EXERCISE GOAL:
Below are records to be output exactly, every one of them.

MATERIAL SUPPLIED:
--------------------------------------------------
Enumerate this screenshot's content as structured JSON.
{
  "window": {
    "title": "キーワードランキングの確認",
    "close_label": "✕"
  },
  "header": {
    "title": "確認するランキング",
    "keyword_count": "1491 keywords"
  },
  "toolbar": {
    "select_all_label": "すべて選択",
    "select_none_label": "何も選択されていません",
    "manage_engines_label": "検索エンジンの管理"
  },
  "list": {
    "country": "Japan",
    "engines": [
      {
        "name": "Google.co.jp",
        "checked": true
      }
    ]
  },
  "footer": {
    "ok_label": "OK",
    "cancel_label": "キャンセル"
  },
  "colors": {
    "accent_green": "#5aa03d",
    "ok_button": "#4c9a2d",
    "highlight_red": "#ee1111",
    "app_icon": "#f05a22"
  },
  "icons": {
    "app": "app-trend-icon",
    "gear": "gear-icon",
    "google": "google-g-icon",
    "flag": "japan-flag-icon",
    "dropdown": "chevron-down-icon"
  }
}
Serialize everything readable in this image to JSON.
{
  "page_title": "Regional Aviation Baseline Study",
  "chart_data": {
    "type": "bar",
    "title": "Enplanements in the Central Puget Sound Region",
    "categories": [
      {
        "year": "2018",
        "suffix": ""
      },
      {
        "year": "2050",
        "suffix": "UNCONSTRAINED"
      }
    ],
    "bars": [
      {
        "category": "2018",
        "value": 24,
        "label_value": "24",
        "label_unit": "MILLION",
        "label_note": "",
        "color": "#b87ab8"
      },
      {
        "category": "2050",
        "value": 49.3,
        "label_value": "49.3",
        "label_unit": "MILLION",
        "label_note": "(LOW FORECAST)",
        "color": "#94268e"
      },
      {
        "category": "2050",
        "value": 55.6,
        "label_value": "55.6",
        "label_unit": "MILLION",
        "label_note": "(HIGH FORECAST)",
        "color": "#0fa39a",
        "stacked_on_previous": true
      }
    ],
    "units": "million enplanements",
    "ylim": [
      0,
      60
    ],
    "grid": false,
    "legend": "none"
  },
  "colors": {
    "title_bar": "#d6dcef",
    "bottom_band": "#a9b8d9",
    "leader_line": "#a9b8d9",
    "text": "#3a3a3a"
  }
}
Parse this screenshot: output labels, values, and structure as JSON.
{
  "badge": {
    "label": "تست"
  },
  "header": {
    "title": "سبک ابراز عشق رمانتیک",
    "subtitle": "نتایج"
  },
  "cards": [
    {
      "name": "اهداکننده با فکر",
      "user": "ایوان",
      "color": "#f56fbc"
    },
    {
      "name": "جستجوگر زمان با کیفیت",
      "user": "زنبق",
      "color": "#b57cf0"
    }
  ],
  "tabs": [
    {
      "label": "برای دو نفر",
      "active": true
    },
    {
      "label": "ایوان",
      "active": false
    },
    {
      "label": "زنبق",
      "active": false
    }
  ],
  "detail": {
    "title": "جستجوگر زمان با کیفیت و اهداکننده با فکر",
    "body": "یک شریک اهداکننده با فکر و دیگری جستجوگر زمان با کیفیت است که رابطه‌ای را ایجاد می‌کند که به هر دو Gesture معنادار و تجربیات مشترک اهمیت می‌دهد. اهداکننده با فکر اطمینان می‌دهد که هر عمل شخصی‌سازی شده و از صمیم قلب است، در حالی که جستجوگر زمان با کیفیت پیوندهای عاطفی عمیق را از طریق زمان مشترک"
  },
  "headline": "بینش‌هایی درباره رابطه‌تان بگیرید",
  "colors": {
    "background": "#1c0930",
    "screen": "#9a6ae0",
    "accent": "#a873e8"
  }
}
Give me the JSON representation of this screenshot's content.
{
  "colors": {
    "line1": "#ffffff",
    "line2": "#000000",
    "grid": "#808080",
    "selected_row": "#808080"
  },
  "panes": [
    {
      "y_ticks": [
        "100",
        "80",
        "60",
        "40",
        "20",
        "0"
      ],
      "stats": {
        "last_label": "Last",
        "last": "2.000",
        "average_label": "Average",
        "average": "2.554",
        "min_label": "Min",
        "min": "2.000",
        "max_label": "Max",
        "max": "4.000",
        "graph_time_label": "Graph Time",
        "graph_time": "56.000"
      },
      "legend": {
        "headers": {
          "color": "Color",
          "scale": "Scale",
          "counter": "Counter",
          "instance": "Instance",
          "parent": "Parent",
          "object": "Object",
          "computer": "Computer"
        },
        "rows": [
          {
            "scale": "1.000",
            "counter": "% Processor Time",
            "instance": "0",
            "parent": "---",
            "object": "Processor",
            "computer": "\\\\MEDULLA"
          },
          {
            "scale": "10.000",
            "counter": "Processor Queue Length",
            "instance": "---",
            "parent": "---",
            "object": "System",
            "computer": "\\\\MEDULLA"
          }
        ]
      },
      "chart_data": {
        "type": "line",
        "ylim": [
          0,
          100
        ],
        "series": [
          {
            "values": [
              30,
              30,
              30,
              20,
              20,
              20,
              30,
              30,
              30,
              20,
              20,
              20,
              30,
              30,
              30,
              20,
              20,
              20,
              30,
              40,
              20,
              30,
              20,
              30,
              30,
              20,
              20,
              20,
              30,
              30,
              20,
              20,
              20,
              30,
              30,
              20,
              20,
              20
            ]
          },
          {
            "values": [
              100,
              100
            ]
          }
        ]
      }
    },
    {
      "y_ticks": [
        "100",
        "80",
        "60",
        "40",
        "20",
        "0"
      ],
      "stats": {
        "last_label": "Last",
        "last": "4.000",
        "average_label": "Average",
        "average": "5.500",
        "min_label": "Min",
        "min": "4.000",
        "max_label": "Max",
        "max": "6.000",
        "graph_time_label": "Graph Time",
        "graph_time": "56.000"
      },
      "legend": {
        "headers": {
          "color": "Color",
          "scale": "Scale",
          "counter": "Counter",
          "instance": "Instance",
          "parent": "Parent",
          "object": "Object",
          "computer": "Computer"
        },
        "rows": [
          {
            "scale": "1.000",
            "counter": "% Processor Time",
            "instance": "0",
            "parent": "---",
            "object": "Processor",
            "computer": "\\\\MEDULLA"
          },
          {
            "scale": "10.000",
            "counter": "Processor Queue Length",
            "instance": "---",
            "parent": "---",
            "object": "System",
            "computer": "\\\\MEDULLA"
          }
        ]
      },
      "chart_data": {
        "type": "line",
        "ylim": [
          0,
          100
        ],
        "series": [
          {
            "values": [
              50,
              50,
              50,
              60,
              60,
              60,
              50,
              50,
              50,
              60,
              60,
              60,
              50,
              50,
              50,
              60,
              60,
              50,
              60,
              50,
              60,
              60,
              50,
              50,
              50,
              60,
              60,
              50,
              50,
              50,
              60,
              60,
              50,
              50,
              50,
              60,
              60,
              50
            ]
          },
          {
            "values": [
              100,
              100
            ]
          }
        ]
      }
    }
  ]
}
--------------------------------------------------
WRITTEN RESPONSE:
Enumerate this screenshot's content as structured JSON.
{
  "window": {
    "title": "キーワードランキングの確認",
    "close_label": "✕"
  },
  "header": {
    "title": "確認するランキング",
    "keyword_count": "1491 keywords"
  },
  "toolbar": {
    "select_all_label": "すべて選択",
    "select_none_label": "何も選択されていません",
    "manage_engines_label": "検索エンジンの管理"
  },
  "list": {
    "country": "Japan",
    "engines": [
      {
        "name": "Google.co.jp",
        "checked": true
      }
    ]
  },
  "footer": {
    "ok_label": "OK",
    "cancel_label": "キャンセル"
  },
  "colors": {
    "accent_green": "#5aa03d",
    "ok_button": "#4c9a2d",
    "highlight_red": "#ee1111",
    "app_icon": "#f05a22"
  },
  "icons": {
    "app": "app-trend-icon",
    "gear": "gear-icon",
    "google": "google-g-icon",
    "flag": "japan-flag-icon",
    "dropdown": "chevron-down-icon"
  }
}
Serialize everything readable in this image to JSON.
{
  "page_title": "Regional Aviation Baseline Study",
  "chart_data": {
    "type": "bar",
    "title": "Enplanements in the Central Puget Sound Region",
    "categories": [
      {
        "year": "2018",
        "suffix": ""
      },
      {
        "year": "2050",
        "suffix": "UNCONSTRAINED"
      }
    ],
    "bars": [
      {
        "category": "2018",
        "value": 24,
        "label_value": "24",
        "label_unit": "MILLION",
        "label_note": "",
        "color": "#b87ab8"
      },
      {
        "category": "2050",
        "value": 49.3,
        "label_value": "49.3",
        "label_unit": "MILLION",
        "label_note": "(LOW FORECAST)",
        "color": "#94268e"
      },
      {
        "category": "2050",
        "value": 55.6,
        "label_value": "55.6",
        "label_unit": "MILLION",
        "label_note": "(HIGH FORECAST)",
        "color": "#0fa39a",
        "stacked_on_previous": true
      }
    ],
    "units": "million enplanements",
    "ylim": [
      0,
      60
    ],
    "grid": false,
    "legend": "none"
  },
  "colors": {
    "title_bar": "#d6dcef",
    "bottom_band": "#a9b8d9",
    "leader_line": "#a9b8d9",
    "text": "#3a3a3a"
  }
}
Parse this screenshot: output labels, values, and structure as JSON.
{
  "badge": {
    "label": "تست"
  },
  "header": {
    "title": "سبک ابراز عشق رمانتیک",
    "subtitle": "نتایج"
  },
  "cards": [
    {
      "name": "اهداکننده با فکر",
      "user": "ایوان",
      "color": "#f56fbc"
    },
    {
      "name": "جستجوگر زمان با کیفیت",
      "user": "زنبق",
      "color": "#b57cf0"
    }
  ],
  "tabs": [
    {
      "label": "برای دو نفر",
      "active": true
    },
    {
      "label": "ایوان",
      "active": false
    },
    {
      "label": "زنبق",
      "active": false
    }
  ],
  "detail": {
    "title": "جستجوگر زمان با کیفیت و اهداکننده با فکر",
    "body": "یک شریک اهداکننده با فکر و دیگری جستجوگر زمان با کیفیت است که رابطه‌ای را ایجاد می‌کند که به هر دو Gesture معنادار و تجربیات مشترک اهمیت می‌دهد. اهداکننده با فکر اطمینان می‌دهد که هر عمل شخصی‌سازی شده و از صمیم قلب است، در حالی که جستجوگر زمان با کیفیت پیوندهای عاطفی عمیق را از طریق زمان مشترک"
  },
  "headline": "بینش‌هایی درباره رابطه‌تان بگیرید",
  "colors": {
    "background": "#1c0930",
    "screen": "#9a6ae0",
    "accent": "#a873e8"
  }
}
Give me the JSON representation of this screenshot's content.
{
  "colors": {
    "line1": "#ffffff",
    "line2": "#000000",
    "grid": "#808080",
    "selected_row": "#808080"
  },
  "panes": [
    {
      "y_ticks": [
        "100",
        "80",
        "60",
        "40",
        "20",
        "0"
      ],
      "stats": {
        "last_label": "Last",
        "last": "2.000",
        "average_label": "Average",
        "average": "2.554",
        "min_label": "Min",
        "min": "2.000",
        "max_label": "Max",
        "max": "4.000",
        "graph_time_label": "Graph Time",
        "graph_time": "56.000"
      },
      "legend": {
        "headers": {
          "color": "Color",
          "scale": "Scale",
          "counter": "Counter",
          "instance": "Instance",
          "parent": "Parent",
          "object": "Object",
          "computer": "Computer"
        },
        "rows": [
          {
            "scale": "1.000",
            "counter": "% Processor Time",
            "instance": "0",
            "parent": "---",
            "object": "Processor",
            "computer": "\\\\MEDULLA"
          },
          {
            "scale": "10.000",
            "counter": "Processor Queue Length",
            "instance": "---",
            "parent": "---",
            "object": "System",
            "computer": "\\\\MEDULLA"
          }
        ]
      },
      "chart_data": {
        "type": "line",
        "ylim": [
          0,
          100
        ],
        "series": [
          {
            "values": [
              30,
              30,
              30,
              20,
              20,
              20,
              30,
              30,
              30,
              20,
              20,
              20,
              30,
              30,
              30,
              20,
              20,
              20,
              30,
              40,
              20,
              30,
              20,
              30,
              30,
              20,
              20,
              20,
              30,
              30,
              20,
              20,
              20,
              30,
              30,
              20,
              20,
              20
            ]
          },
          {
            "values": [
              100,
              100
            ]
          }
        ]
      }
    },
    {
      "y_ticks": [
        "100",
        "80",
        "60",
        "40",
        "20",
        "0"
      ],
      "stats": {
        "last_label": "Last",
        "last": "4.000",
        "average_label": "Average",
        "average": "5.500",
        "min_label": "Min",
        "min": "4.000",
        "max_label": "Max",
        "max": "6.000",
        "graph_time_label": "Graph Time",
        "graph_time": "56.000"
      },
      "legend": {
        "headers": {
          "color": "Color",
          "scale": "Scale",
          "counter": "Counter",
          "instance": "Instance",
          "parent": "Parent",
          "object": "Object",
          "computer": "Computer"
        },
        "rows": [
          {
            "scale": "1.000",
            "counter": "% Processor Time",
            "instance": "0",
            "parent": "---",
            "object": "Processor",
            "computer": "\\\\MEDULLA"
          },
          {
            "scale": "10.000",
            "counter": "Processor Queue Length",
            "instance": "---",
            "parent": "---",
            "object": "System",
            "computer": "\\\\MEDULLA"
          }
        ]
      },
      "chart_data": {
        "type": "line",
        "ylim": [
          0,
          100
        ],
        "series": [
          {
            "values": [
              50,
              50,
              50,
              60,
              60,
              60,
              50,
              50,
              50,
              60,
              60,
              60,
              50,
              50,
              50,
              60,
              60,
              50,
              60,
              50,
              60,
              60,
              50,
              50,
              50,
              60,
              60,
              50,
              50,
              50,
              60,
              60,
              50,
              50,
              50,
              60,
              60,
              50
            ]
          },
          {
            "values": [
              100,
              100
            ]
          }
        ]
      }
    }
  ]
}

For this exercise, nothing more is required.